Problem description - How many separate lines in this material contain the string "kind"? Respond with the number alone.

Records for processing -
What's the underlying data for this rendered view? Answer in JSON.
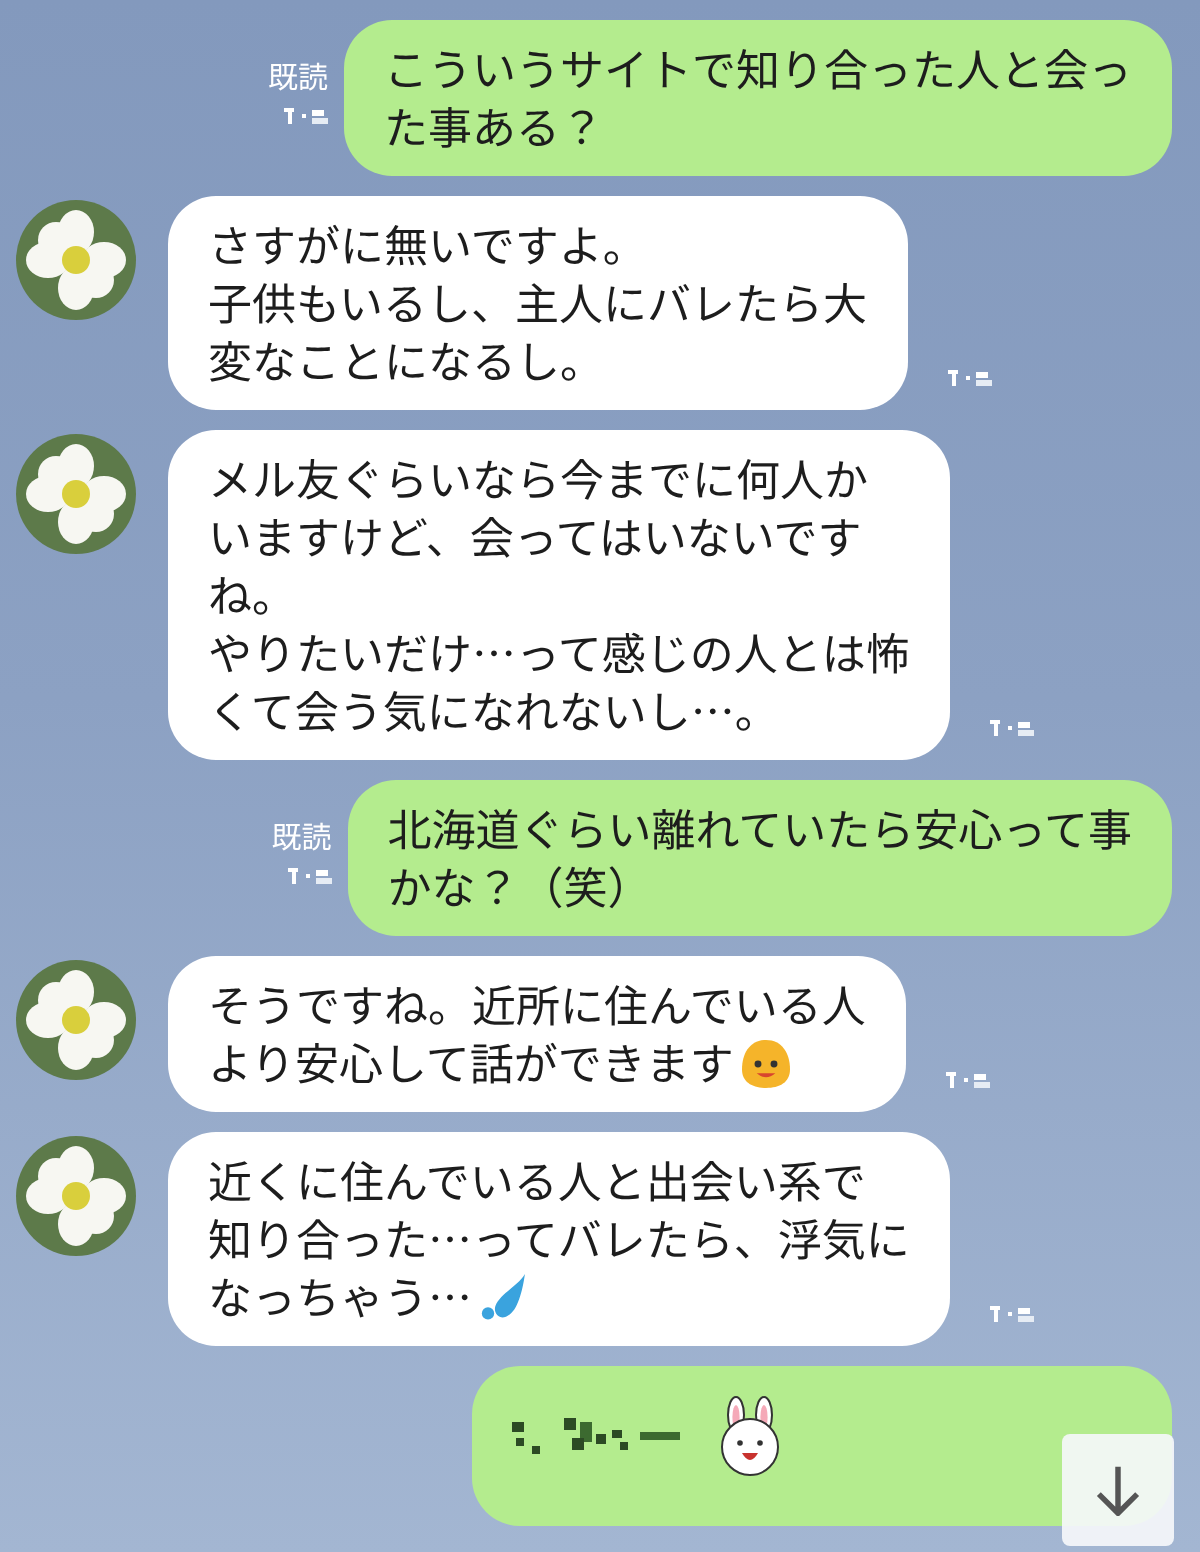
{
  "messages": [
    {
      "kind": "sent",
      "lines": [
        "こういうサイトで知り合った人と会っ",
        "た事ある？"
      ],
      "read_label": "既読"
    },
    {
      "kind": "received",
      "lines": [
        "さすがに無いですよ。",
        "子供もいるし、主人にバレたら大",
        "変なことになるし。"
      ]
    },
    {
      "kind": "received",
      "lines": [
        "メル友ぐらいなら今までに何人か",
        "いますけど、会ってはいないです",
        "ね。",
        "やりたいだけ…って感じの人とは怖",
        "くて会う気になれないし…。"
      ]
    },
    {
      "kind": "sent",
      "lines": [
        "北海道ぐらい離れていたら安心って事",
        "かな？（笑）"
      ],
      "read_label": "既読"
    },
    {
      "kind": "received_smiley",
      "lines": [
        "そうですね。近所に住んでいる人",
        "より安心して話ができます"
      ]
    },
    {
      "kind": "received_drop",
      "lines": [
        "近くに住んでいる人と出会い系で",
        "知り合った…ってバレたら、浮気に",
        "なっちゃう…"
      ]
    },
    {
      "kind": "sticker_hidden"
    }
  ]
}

Response - 7